Pay attention to traffic reports so that you can compensate for any unexpected issues on the road. If you’ve got butterflies in your stomach. if you misread direction. Now it’s time to get a good. feed them! You’ve already done all the practice tests you can do. an educated guess is Copyright © StudyGuideZone. neck and shoulders. Remember. Place your hand over your heart while taking a very slow. so you can always guess at any answers that you are unsure of.com. plus it’s distracting to listen to your stomach growl. you only want to perform in a timely manner. you’ll have time to use the rest room.Getting Ready For Test Day You’re all set to take your GRE! Now here are a few things to remember for test day: Get there early. Although there are time restrictions. Stay on track. Know exactly where the test will be held and how you will get yourself there. All rights reserved. 75 . and you’ve had a good night’s sleep. it won’t be worth all the time you save. And most importantly.though it is wise not to overeat. or think illogically due to rushing. Leaving early will mean that you’ll be more relaxed. and you won’t be pulled over by the first officer who has to fill his speeding ticket quota. healthy breakfast . keep in mind that incorrect answers don’t count against you. Remember. you don’t want to rush. accidentally fill in the wrong answer-choice. red traffic lights won’t raise your stress level. Remember. Give yourself a massage! Rub your head. deep breath. Your body and mind will need the energy. haste makes waste! Also.
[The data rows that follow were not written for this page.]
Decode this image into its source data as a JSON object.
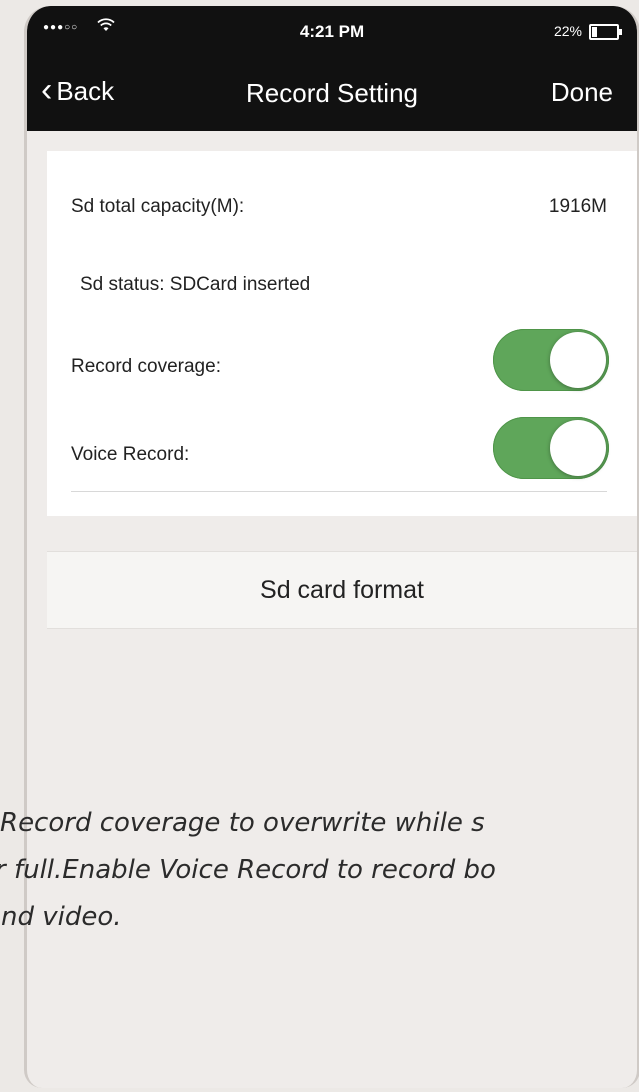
{
  "status_bar": {
    "signal": "●●●○○",
    "time": "4:21 PM",
    "battery_percent": "22%",
    "battery_level": 0.22
  },
  "nav": {
    "back_label": "Back",
    "title": "Record Setting",
    "done_label": "Done"
  },
  "settings": {
    "capacity_label": "Sd total capacity(M):",
    "capacity_value": "1916M",
    "status_text": "Sd status: SDCard inserted",
    "record_coverage_label": "Record coverage:",
    "record_coverage_on": true,
    "voice_record_label": "Voice Record:",
    "voice_record_on": true
  },
  "format_button_label": "Sd card format",
  "caption": {
    "line1": "Record coverage to overwrite while s",
    "line2": "r full.Enable Voice Record to record bo",
    "line3": "nd video."
  },
  "colors": {
    "toggle_on": "#5fa65a",
    "navbar": "#111111"
  }
}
Go treat yourself to a hot chocolate or an ice cream cone. remember that once it’s over. because you did your best. catch a movie with some friends and relax! Copyright © StudyGuideZone. or dawdle over questions that you’re struggling with. 76 . it’s over. All rights reserved. Clear your mind of it.com.better than no guess at all! Moving through a test methodically and efficiently will likely mean that you’ll have more time at the end than if you were to rush and stumble. Most importantly (at least to your sanity).
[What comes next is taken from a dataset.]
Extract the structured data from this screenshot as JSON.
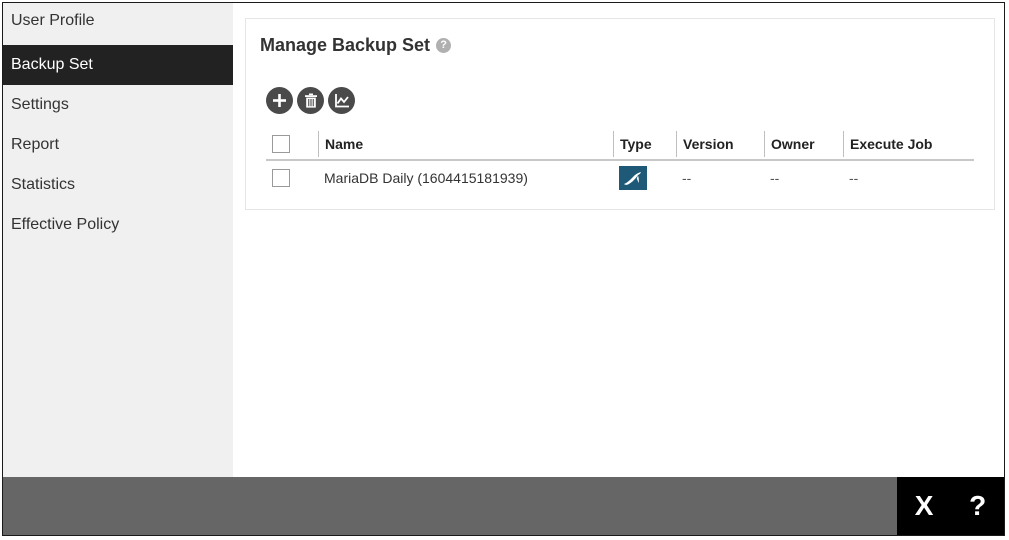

keeping as prepared and informed as you were with your GRE. you’ll receive your score. Make it an organized procedure. This will help you gain valuable insight into how you performed.com. and this will only lead to a bright. 77 . This doesn’t mean that you should begin a session of “if only I’d…” or “I shouldn’t have…” This will only depress you. when you’ve had the time to rest and relax from the stress you put your brain through. what sort of score you should be expecting (and therefore what schools will be within your scope for application) and the sort of mindset you’ll be expected to utilize when you’re actually in graduate school. open minded and optimistic. The main idea is to make your self-evaluation objective and critical. so that you will achieve an accurate view of how things will pan out. successful graduate career in your future! Copyright © StudyGuideZone.Post GRE After the GRE. Remember. nor to put yourself down. Soon enough. All rights reserved. and the applications will start rolling out. this is neither an opportunity to over-inflate your ego. The point of this exercise is to keep you grounded. take the time to critically evaluate your test performance.